• **WHAT IS REQUIRED**: Take every line in the entries that includes the word "Grades" and copy it.

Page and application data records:
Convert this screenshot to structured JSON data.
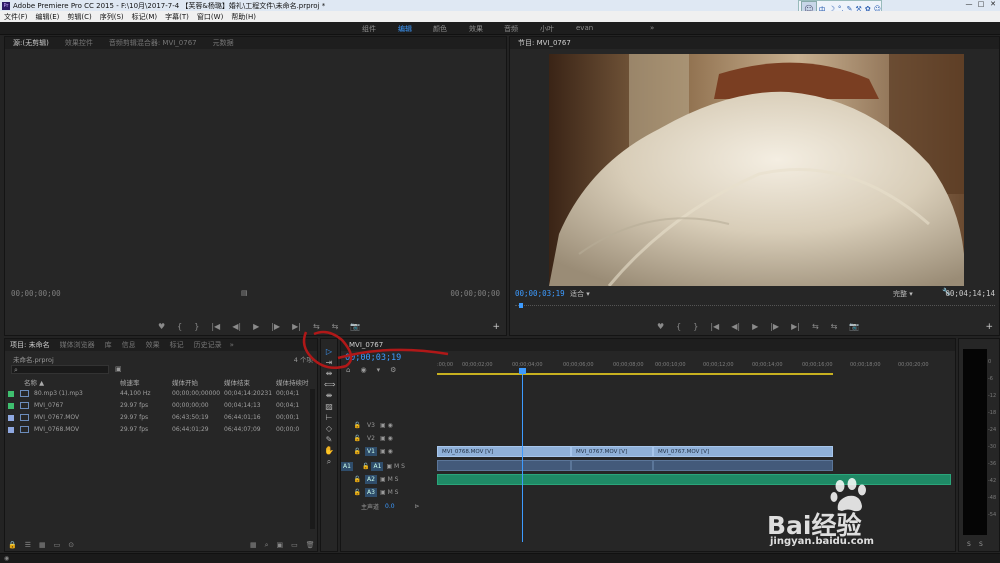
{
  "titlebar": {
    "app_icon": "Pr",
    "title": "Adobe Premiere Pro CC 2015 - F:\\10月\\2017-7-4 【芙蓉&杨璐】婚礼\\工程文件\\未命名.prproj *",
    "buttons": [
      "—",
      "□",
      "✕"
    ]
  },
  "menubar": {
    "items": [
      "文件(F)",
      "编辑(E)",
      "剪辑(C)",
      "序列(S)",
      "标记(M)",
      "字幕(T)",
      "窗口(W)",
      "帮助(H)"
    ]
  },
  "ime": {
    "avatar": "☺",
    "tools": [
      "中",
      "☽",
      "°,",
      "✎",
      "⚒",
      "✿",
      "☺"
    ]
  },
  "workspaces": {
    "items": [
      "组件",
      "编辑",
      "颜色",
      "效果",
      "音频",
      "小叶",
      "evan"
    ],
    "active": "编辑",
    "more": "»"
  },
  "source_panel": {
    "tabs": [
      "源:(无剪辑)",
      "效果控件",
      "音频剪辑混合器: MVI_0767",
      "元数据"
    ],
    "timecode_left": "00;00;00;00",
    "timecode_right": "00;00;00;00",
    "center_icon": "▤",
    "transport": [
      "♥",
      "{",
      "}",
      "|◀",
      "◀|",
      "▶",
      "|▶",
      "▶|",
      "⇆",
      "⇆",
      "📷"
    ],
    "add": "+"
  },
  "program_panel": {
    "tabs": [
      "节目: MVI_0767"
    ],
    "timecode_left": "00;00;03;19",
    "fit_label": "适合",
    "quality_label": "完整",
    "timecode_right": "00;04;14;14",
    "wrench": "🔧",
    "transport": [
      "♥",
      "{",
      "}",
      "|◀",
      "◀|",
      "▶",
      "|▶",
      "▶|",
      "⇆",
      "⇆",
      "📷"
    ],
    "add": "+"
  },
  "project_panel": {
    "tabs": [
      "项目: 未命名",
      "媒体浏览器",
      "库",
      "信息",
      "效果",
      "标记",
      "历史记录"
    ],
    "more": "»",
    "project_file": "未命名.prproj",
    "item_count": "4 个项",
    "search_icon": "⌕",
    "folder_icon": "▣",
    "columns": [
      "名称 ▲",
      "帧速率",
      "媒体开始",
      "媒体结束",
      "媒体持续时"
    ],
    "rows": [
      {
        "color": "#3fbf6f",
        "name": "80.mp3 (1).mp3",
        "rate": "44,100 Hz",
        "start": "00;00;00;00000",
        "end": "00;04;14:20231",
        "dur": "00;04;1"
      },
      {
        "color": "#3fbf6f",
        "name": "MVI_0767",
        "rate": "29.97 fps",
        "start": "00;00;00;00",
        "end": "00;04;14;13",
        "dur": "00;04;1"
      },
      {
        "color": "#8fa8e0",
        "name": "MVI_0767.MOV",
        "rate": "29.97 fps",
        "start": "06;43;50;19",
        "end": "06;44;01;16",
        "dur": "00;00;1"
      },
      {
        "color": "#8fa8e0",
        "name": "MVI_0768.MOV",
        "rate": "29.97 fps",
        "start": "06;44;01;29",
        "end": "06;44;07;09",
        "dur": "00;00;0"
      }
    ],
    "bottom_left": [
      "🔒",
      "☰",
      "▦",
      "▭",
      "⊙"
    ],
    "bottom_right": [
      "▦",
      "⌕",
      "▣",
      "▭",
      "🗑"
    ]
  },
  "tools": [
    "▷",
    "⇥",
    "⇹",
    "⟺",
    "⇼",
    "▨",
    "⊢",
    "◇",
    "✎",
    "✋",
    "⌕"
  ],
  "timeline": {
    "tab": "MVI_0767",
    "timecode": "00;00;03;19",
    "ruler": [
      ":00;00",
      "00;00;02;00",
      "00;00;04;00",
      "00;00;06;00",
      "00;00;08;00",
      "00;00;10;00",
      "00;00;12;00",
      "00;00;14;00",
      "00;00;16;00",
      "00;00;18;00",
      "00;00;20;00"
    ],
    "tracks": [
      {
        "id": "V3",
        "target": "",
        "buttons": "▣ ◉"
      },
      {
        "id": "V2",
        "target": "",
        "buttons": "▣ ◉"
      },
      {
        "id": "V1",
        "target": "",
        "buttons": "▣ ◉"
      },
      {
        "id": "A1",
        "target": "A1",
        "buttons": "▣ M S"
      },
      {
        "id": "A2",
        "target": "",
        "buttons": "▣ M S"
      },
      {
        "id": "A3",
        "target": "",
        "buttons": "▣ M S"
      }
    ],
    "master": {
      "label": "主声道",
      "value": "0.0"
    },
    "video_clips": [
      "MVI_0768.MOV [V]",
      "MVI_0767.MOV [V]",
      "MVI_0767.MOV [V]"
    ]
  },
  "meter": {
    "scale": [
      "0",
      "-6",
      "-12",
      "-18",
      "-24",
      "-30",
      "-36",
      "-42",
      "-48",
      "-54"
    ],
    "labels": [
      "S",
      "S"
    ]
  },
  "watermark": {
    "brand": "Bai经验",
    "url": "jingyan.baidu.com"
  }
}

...

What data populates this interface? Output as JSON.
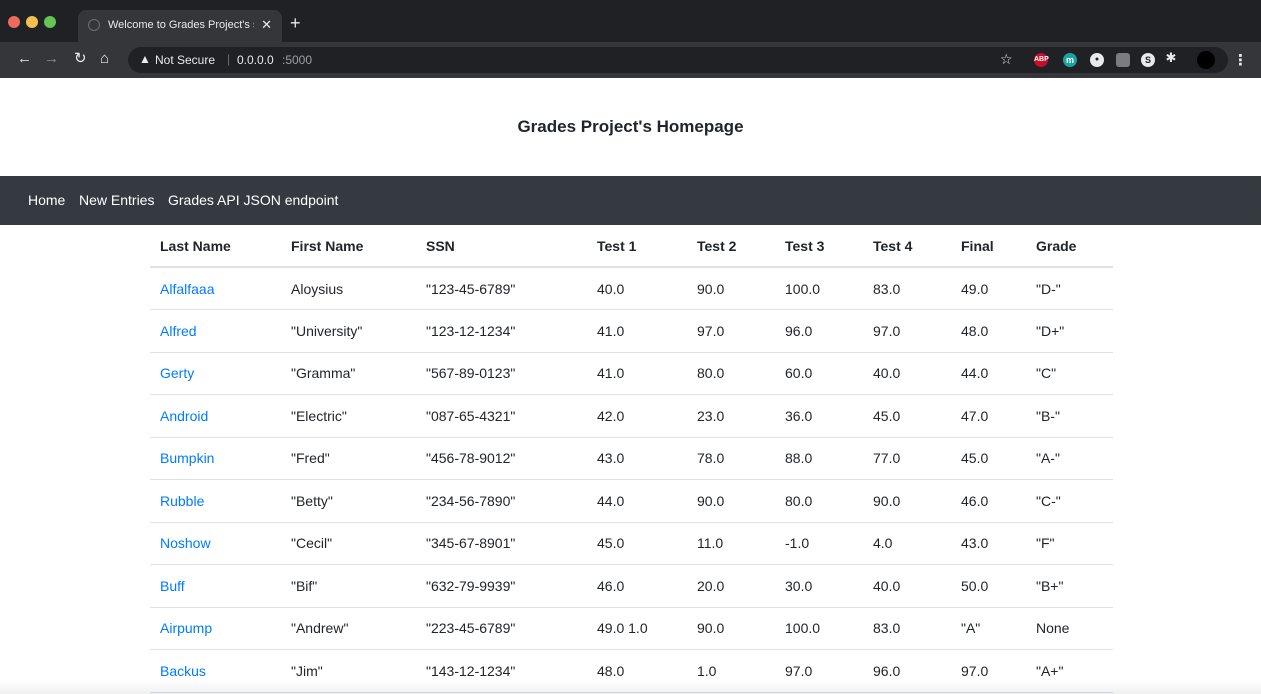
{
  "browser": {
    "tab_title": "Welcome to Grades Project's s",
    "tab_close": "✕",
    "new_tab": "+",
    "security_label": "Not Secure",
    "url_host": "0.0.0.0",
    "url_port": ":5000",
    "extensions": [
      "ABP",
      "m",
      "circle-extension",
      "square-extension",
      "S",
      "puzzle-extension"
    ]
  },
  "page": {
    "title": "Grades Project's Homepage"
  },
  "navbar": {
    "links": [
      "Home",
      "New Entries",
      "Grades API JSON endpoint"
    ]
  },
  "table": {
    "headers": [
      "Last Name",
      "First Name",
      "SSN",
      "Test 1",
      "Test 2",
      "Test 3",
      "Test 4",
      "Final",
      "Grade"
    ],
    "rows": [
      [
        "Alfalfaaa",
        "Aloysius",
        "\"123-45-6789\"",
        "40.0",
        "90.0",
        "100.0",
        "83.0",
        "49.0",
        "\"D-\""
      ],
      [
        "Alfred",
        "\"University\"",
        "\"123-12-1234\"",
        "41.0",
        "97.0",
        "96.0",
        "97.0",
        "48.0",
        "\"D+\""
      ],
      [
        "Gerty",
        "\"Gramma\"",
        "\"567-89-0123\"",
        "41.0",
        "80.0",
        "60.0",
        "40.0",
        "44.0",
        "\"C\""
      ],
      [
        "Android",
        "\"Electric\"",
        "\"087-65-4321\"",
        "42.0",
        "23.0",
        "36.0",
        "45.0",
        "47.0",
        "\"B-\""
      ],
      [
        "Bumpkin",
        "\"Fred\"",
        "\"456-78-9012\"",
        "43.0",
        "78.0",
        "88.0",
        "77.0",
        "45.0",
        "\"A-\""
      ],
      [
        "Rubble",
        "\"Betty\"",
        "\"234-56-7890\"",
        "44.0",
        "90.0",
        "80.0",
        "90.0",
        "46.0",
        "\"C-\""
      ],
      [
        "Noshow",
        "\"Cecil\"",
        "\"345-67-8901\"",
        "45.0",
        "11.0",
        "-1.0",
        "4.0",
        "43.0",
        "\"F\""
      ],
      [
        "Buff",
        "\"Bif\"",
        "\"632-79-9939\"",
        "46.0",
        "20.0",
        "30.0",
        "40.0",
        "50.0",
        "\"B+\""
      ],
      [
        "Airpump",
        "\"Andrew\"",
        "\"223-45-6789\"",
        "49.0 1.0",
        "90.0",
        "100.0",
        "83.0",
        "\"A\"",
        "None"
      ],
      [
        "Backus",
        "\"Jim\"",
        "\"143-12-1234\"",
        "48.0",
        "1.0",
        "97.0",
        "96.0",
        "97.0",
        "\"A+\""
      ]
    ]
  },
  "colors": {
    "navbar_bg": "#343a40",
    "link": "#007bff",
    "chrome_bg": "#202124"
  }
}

• **EXERCISE SOLUTION**:
    "tab_title": "Welcome to Grades Project's s",
    "title": "Grades Project's Homepage"
      "Grades API JSON endpoint"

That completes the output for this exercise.